the profundity of the plan of the universe. Then we enter on another domain which the human spirit will be always impelled to enter and explore. It is thus, and you can not change it. It is in vain that Science has revealed to it the structure of the world and the order of all the phenomena; it wishes to mount higher, and in the conviction that things have not in themselves their own reason for existing, their support, and their origin, it is led to subject them to a first cause unique, universal God."
In 1878 Professor Wurtz delivered the Faraday Lecture of the English Chemical Society, taking for his subject "The Constitution of Matter in the Gaseous State." In this lecture he gave a clear exposition of the kinetic theory of gases, which postulates them as "composed of small particles moving freely in space with immense velocities, and capable of communicating their motion by collision or friction," and suggested that it had "shed a sudden clearness, an unexpected light, on matters which seemed to be veiled in the deepest obscurity," and added that the labors by which this theory had been worked out "mark a resting-place in our course, and are, perhaps, an approach toward the eternal problem of the constitution of matter—a problem which dates from the earliest ages of civilization, and, though discussed by all the great thinkers of ancient as well as of modern times, still remains unsolved. May we not hope that in our own time this problem has been more clearly stated and more earnestly attacked, and that the labors of the nineteenth century have advanced the human mind in these arduous paths more than those of a Lucretius, and even of a Descartes and a Newton? From this point of view the discoveries of modern chemistry, so well expressed and summarized by the immortal conception of Dalton, will mark an epoch in the progress of the human mind."
In the same year Professor Wurtz, having been charged by the French Minister of Public Instruction to make inquiry into the organization of the laboratories and the practical instruction given in the several universities of Germany and Austro-Hungary, made a number of journeys to the great seats of learning in those countries. In his report he insisted strongly on the danger of creating large establishments, where students are taught something of everything, and on the necessity of creating special foci for every large section of experimental science. He showed the advantage of special institutes, and insisted upon the organization of chemical, physical, physiological, anatomical, and pathological institutions, such as flourish on the other side of the Rhine.

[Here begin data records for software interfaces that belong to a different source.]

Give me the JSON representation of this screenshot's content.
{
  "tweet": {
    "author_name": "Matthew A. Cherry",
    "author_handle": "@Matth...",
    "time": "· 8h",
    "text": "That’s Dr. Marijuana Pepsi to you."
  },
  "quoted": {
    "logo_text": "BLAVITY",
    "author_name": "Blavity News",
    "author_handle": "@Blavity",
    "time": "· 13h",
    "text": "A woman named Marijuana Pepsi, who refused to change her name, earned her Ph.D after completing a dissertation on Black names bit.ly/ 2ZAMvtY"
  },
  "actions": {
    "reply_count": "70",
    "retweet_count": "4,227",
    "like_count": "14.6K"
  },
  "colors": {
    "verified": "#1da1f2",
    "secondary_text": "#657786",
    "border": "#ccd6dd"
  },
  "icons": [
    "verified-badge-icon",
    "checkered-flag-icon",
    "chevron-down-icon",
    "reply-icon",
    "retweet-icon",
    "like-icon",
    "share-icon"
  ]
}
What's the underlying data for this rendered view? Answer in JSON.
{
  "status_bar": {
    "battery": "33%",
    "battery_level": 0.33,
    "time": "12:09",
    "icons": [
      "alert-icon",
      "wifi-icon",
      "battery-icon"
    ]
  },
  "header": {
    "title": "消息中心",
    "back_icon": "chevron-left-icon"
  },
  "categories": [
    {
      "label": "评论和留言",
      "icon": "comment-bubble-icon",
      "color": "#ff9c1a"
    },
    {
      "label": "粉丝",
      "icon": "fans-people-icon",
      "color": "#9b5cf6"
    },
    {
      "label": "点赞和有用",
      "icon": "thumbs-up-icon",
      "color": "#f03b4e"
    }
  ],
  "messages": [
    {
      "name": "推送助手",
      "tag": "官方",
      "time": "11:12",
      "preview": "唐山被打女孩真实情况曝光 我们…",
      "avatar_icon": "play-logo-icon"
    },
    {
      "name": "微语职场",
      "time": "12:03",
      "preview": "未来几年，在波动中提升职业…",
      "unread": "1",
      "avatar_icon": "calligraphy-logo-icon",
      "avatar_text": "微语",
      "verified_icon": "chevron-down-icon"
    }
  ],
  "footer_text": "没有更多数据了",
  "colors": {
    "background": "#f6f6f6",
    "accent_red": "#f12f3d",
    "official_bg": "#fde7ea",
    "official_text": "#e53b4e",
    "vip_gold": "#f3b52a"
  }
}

A second report on this series of observations has been published within the present year. It contains descriptions of the great scientific establishments of Berlin, Buda-Pest, Gratz, Leipsic, and Munich, and is confined to a simple account of what the author observed in the institutions described; for, he says, "an unmeasured and uncritical